Partners Missoula County and Montana Fish, Wildlife & Parks Help Conserve Key Wildlife Corridor
News for Immediate Release
January 2, 2020
MISSOULA, Mont.—In Montana’s Swan Valley, grizzly bears, wolverine, moose and wolves cross the roads and backyards that lie between mountain ranges. Separating the Mission Mountains and the Bob Marshall Wilderness, the rural valley is both a crucial wildlife corridor and a blueprint for collaborative conservation.
Two hundred acres in the heart of the Swan are now protected forever as open space and habitat after The Vital Ground Foundation completed a conservation easement with the Quinn Family on Monday. With Missoula County and Montana Fish, Wildlife & Parks contributing funds to the project, the agreement will help grizzly bears and other animals pass safely across the valley, adding to a growing tapestry of conservation lands near the village of Condon.
“The Swan Valley provides critical linkage within the Yellowstone-to-Yukon region,” said Jim Quinn, who lives on the property with his wife, Terry. “This connection bridges the two most intact mountain ecosystems remaining on Earth.

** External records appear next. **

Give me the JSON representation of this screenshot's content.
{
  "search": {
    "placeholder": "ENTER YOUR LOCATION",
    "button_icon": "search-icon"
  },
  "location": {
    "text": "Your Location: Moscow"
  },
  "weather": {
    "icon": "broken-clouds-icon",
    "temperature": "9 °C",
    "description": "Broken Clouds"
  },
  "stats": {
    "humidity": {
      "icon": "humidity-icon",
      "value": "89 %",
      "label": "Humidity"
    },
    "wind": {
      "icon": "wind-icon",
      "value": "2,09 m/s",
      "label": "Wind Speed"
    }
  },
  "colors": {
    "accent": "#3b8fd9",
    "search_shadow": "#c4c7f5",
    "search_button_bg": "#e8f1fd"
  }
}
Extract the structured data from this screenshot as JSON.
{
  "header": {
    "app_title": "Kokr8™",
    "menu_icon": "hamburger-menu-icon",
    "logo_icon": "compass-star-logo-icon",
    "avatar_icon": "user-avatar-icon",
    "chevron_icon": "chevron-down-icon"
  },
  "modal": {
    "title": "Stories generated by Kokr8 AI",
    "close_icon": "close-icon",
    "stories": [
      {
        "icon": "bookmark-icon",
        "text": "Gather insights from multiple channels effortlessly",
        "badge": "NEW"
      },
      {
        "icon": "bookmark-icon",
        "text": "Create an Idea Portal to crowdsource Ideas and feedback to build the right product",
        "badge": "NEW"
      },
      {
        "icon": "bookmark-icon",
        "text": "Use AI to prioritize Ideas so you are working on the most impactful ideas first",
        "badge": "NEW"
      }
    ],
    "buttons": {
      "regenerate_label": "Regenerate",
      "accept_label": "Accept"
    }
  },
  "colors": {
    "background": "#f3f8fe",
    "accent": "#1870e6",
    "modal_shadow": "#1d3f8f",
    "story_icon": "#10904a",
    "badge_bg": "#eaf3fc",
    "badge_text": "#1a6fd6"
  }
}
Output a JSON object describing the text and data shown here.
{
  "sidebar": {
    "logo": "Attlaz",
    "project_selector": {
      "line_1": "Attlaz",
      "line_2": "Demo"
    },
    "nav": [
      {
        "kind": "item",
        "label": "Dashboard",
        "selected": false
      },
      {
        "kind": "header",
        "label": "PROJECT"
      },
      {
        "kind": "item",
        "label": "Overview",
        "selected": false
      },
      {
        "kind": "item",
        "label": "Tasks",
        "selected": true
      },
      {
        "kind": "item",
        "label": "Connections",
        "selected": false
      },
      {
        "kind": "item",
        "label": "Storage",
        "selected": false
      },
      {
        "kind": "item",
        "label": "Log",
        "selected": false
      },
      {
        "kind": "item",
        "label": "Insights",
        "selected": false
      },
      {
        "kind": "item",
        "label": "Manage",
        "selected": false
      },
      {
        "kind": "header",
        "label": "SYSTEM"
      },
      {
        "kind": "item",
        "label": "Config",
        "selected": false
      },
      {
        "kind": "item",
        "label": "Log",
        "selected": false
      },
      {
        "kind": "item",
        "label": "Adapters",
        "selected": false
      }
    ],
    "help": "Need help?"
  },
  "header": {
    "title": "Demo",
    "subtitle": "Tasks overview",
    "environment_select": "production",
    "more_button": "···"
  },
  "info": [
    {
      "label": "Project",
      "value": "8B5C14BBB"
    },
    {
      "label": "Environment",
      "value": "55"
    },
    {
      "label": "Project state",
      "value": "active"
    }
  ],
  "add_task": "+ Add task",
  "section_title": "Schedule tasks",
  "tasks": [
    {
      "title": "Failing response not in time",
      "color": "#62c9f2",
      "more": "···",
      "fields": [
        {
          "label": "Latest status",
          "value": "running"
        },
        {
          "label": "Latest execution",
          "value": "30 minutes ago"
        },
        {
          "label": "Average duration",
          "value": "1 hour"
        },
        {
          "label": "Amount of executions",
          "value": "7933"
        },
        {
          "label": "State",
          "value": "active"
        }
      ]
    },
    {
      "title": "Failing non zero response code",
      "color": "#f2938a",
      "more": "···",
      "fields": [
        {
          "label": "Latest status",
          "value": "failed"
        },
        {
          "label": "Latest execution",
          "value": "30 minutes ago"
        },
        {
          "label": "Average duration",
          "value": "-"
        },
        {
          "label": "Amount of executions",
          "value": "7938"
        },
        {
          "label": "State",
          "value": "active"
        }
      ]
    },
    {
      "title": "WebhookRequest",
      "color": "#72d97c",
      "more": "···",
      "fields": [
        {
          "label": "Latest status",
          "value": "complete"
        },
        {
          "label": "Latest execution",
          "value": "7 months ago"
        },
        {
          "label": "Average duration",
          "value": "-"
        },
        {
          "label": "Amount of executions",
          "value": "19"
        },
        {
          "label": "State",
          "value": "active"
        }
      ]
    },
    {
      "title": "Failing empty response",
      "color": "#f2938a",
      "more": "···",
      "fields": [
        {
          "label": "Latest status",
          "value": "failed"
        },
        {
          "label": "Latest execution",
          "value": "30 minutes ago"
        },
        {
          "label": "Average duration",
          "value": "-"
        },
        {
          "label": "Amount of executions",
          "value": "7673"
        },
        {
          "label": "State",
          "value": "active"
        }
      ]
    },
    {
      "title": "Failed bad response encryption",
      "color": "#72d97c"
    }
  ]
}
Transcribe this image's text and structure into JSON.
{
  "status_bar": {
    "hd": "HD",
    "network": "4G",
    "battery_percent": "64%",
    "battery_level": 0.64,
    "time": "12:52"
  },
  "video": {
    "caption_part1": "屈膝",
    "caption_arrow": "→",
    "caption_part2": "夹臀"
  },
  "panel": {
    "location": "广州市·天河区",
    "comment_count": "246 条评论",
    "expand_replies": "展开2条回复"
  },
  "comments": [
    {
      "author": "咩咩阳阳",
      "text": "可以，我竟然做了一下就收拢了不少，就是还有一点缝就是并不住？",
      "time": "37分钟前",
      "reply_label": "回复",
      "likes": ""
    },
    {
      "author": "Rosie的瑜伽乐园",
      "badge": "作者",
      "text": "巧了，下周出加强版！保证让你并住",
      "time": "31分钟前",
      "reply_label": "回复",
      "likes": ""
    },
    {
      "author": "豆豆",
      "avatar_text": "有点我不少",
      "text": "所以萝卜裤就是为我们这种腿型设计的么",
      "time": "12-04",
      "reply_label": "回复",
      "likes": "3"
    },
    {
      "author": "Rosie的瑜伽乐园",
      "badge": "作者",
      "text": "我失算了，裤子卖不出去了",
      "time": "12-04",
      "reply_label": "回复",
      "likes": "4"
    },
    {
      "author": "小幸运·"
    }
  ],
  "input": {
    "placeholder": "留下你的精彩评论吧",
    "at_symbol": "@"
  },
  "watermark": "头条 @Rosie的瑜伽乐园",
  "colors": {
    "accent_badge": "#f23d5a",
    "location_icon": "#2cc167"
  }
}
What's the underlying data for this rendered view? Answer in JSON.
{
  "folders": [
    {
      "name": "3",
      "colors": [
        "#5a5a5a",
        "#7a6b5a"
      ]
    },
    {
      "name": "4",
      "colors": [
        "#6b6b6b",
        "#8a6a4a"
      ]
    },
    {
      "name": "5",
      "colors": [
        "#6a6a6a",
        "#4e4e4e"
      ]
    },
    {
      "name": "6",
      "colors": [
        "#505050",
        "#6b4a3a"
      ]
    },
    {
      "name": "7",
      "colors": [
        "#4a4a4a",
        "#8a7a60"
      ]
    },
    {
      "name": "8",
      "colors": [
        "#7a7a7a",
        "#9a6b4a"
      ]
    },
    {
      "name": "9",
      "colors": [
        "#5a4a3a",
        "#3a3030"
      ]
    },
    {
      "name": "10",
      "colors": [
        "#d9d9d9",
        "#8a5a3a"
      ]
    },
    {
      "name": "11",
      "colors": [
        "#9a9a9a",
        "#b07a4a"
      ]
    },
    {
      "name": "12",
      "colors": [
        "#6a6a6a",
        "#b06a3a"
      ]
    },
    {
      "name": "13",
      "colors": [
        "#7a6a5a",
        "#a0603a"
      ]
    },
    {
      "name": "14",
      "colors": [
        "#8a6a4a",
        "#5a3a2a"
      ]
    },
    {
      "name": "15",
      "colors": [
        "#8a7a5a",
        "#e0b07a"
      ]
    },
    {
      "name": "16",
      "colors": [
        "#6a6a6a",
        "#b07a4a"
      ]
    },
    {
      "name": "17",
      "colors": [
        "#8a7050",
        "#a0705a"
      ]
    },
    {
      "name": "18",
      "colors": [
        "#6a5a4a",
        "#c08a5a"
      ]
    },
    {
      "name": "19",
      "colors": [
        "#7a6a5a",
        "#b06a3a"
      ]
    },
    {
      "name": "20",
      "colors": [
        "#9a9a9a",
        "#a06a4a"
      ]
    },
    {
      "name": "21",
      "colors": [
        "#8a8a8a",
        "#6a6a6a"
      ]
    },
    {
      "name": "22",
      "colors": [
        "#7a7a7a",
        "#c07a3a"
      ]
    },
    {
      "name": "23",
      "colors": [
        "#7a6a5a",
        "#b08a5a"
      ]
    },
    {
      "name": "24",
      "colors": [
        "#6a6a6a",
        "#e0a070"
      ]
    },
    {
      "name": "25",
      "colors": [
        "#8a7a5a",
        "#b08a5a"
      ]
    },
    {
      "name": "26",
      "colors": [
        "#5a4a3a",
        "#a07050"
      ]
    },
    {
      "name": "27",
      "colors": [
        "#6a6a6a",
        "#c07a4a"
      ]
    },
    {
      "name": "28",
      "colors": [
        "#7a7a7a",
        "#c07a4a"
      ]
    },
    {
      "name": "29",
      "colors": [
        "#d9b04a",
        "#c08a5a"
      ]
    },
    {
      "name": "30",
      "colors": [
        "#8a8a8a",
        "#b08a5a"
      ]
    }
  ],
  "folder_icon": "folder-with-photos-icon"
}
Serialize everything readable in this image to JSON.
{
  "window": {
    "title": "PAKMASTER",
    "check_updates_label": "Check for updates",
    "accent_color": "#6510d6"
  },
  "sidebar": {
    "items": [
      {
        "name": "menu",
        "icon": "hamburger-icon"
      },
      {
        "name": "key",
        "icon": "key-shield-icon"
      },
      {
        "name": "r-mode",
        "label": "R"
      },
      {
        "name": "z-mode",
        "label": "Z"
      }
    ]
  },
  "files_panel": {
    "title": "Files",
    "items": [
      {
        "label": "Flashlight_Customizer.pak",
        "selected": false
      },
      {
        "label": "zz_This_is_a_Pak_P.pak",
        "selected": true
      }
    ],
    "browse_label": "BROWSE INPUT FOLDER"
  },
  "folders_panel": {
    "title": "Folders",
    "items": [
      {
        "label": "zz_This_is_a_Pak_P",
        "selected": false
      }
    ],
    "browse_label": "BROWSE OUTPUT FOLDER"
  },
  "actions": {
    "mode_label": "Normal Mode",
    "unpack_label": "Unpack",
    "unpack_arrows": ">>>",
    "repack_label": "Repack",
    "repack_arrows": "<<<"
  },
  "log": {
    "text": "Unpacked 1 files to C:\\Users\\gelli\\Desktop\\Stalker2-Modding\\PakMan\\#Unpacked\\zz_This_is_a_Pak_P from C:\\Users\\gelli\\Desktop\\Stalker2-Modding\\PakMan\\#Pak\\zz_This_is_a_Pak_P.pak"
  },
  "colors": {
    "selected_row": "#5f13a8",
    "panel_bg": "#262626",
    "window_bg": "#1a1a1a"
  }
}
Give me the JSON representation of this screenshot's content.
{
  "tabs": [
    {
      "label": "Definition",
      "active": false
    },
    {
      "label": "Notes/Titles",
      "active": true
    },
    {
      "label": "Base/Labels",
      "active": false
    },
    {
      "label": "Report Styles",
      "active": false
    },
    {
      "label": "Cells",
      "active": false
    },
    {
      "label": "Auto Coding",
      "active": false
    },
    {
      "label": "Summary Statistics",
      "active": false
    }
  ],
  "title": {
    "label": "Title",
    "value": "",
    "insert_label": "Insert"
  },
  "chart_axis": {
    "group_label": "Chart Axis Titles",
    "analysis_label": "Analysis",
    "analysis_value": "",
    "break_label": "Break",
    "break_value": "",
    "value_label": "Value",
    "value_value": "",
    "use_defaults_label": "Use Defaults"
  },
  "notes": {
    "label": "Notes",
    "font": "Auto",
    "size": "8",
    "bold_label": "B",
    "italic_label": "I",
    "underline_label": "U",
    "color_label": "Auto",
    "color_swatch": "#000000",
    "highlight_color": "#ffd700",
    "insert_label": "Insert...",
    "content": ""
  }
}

This is one of the world’s few remaining areas with the geographic variety and biological diversity to accommodate the wide-scaled adaptive responses that might allow whole populations of plants and animals to survive climate change.”
The Swan Valley lies in the heart of grizzly country, part of the larger Northern Continental Divide Ecosystem (NCDE), as wildlife biologists and managers call the lands in and around Glacier National Park and the Bob Marshall Wilderness. The NCDE is home to the Lower 48’s largest estimated grizzly bear population, with roughly 1,000 grizzlies calling the area home.
But encroaching human development in areas like the Swan, Mission and Blackfoot valleys splits the NCDE into fragments of contiguous habitat. To avoid isolation and maintain genetic variation, grizzlies need to be able to traverse these valleys and seek mates in new areas, and they need space and safety to make those crossings.
That’s why Vital Ground and other conservation groups have long focused on protecting habitat in the Swan. The Quinns’ easement adjoins several other properties protected by Vital Ground, part of the larger Elk Flats Neighbors Project that now includes seven easements and over 500 protected acres near Condon. Vital Ground’s overall conservation impact in the Swan is double that, with 12 easements totaling around 1,000 acres.
“Like many of the Elk Flats neighbors, the Quinn family’s ties to this land run as deep as their passion for wildlife conservation,” said Mitch Doherty, Conservation Manager for Vital Ground. “This project is evidence of their commitment to ensuring the Swan Valley will be a stronghold for grizzly bears and other wildlife well into the future.”
Achieving permanent protection for the Quinn acreage turned into both a creative and highly collaborative undertaking. Using funds from its 2006 Open Space Bond, Missoula County joined Montana Fish, Wildlife & Parks as significant backers of the project. Vital Ground also transferred an adjacent 40-acre property that it owned to the Quinns, with a separate easement on that parcel accompanying the primary 160-acre agreement.
All told, the result is permanent protection of 200 acres, most of which have been in the Quinn family for more than 70 years. For its current stewards, Jim and Terry Quinn, the outcome not only secures the family’s conservation legacy, but it also protects a future for some of America’s most iconic and imperiled wildlife.
“We want to do everything we can with our land to put it into permanent conservation,” said Jim Quinn. “We see lots of grizzlies walking through our place and they’re all good bears. We haven’t had one bit of trouble with any of them. Right now the grizzly bear in the Lower 48 states has lost almost all of its habitat, so we look forward to working with as many people as possible to help them understand the importance of this animal. Hopefully they’ll always be on our landscape.”
For more information contact:
Ryan Lutey, Executive Director for Vital Ground Foundation, 406-549-8650, firstname.lastname@example.org
About Vital Ground:
An accredited land trust and 501(c)(3) organization, Vital Ground conserves habitat for grizzly bears and other wildlife in the Northern Rockies. Founded in 1990 and based in Missoula, Mont., the organization also partners with communities to prevent conflicts between bears and people.